▽

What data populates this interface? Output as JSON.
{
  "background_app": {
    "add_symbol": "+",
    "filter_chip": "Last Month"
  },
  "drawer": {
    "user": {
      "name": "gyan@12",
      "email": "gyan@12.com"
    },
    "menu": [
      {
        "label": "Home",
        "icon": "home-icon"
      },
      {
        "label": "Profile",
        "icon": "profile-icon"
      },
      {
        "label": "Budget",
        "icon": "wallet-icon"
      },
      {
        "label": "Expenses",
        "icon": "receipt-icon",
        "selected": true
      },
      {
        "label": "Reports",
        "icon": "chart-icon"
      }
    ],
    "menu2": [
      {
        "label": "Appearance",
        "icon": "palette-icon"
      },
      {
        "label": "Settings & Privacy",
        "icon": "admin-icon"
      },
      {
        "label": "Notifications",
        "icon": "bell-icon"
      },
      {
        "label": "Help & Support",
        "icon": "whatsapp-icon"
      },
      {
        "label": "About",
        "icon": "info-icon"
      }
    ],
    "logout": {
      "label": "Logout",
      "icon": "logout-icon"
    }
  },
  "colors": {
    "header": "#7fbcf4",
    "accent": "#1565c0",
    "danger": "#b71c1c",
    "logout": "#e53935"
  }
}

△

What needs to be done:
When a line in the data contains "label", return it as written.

Written solution:
        "label": "Home",
        "label": "Profile",
        "label": "Budget",
        "label": "Expenses",
        "label": "Reports",
        "label": "Appearance",
        "label": "Settings & Privacy",
        "label": "Notifications",
        "label": "Help & Support",
        "label": "About",
      "label": "Logout",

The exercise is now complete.